Is India in a position to regulate 881 private satellite channels?
India presently has as many as 881 private satellite channels. Of these 399 are news and current affairs channels, while 482 fit into the entertainment category. These are separate from the large number of Prasar Bharati run channels under the apron of the national broadcaster which more or less follow the government regulations.
In fact, India has the largest number of privately- owned satellite channels in the world which are broadcasting in a variety of languages and offer very divergent perspectives on day-to-day politics being played out at the state and central levels.
Is the Indian government in a position to ban this large spectrum of private satellite channels using one pretext or the other? The current dispensation did not think twice when they decided to muddy the waters by banning NDTV India and News Time Assam.
It was the Information and Broadcasting Ministry’s decision to ban the NDTV channel for one day on the ground of violation of Rule 6(1) which prohibits live coverage of anti-terrorism activities which has brought the debate of media freedom to centre stage . Several political parties described the clampdown as shocking and authoritarian and being reminiscent of a `second emergency’.
This is the first time that the national security clause has been invoked though television channels have been banned in the past more often than not for airing adult content.
Media analysts question why the government came up with this ridiculous one-day ban in the first place? Has it served any purpose at all given that NDTV India had informed the government following the showcase notice that the channel’s coverage of the Pathankot terrorist attack comprised largely of information already in the public domain and provided to them through official briefings given by senior army and air force officials located in Pathankot itself.
Media analysts who follow channels closely confirm that there was nothing groundbreaking about NDTV India’s coverage of Pathankot.
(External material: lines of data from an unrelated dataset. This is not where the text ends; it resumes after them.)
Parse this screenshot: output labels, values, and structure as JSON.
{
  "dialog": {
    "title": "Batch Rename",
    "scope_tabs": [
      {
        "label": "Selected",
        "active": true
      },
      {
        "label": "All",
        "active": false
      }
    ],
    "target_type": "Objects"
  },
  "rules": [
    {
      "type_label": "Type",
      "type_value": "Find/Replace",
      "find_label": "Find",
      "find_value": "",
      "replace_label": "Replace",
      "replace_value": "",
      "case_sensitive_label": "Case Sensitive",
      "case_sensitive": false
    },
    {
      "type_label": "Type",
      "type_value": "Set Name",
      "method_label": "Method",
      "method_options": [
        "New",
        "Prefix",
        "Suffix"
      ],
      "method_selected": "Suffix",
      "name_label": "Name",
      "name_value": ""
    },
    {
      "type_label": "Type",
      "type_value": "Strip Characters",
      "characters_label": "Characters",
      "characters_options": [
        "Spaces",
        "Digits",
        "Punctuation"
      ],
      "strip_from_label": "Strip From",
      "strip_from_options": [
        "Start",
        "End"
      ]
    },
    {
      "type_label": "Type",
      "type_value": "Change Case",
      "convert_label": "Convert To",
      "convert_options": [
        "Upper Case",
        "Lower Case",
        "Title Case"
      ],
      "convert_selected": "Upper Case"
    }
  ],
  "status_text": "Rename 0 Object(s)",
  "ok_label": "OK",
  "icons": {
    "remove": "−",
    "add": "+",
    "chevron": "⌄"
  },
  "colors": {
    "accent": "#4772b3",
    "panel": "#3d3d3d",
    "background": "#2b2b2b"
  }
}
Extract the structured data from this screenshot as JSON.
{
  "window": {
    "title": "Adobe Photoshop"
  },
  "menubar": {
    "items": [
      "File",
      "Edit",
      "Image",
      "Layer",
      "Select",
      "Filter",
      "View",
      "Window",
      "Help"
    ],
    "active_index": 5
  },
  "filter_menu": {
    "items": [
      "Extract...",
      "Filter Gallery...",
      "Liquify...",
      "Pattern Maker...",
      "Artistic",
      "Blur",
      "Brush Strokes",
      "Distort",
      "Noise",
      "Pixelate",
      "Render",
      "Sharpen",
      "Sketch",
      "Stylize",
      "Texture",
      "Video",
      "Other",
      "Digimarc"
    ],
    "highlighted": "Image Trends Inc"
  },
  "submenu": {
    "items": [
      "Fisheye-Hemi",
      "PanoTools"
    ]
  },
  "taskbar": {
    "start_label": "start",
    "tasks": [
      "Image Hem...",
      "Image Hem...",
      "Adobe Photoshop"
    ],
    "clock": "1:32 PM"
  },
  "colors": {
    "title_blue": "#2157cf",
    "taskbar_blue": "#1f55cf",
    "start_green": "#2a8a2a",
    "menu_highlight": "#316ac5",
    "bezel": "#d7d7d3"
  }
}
In fact, this channel has no history of breaking stories relating to anti-terrorist operations being conducted by the armed forces. Their forte has been more in the field of soft stories dealing in subjects disparagingly described in media circles as `women-oriented and children-related stories’.
Critics of the government insist this is one more example of arm-twisting . With the media and political outcry growing stronger, the government decided to put this decision `on hold’ but there are those who suspect that the present dispensation has scores to settle with the NDTV group and is, therefore, not hesitating to indulge in some muscle flexing.
However, the BJP has supported the government’s decision to ban NDTV India for a day, insisting the nation comes first and there cannot be any compromise with national security.
BJP’s national secretary Shrikant Sharma, while committing to supporting the freedom of the press, insisted that national security came first.
The amendment in the Cable Television Network rules came into force in 2015 and was a follow-up of the 26/11 terror attack in Mumbai in November 2008.
The I& B Ministry has sent show cause notices to 180 channels between 2004 and 2010 but so far 30 channels have been banned for periods between one day to two months for having violated the program and advertising codes.
The I&B ministry officials opine that implementing these rules is a nightmare and they begin to investigate cases generally on the basis of complaints lodged by consumers and occasionally rival channels.
Can information be controlled in the age of social media? Recent examples of the Bhopal encounter where several videos of the encounter have been placed in the public domain show that this is no longer feasible.
Targeting newspapers and channels is not going to work. Shutting them down may been seen as a draconian measure given that if the government attempts to block news, it will find its way in the social media. Anti-terrorist operations fall in another category, but even there, the only way forward may be to ensure regular government briefings to help provide a credible flow of information.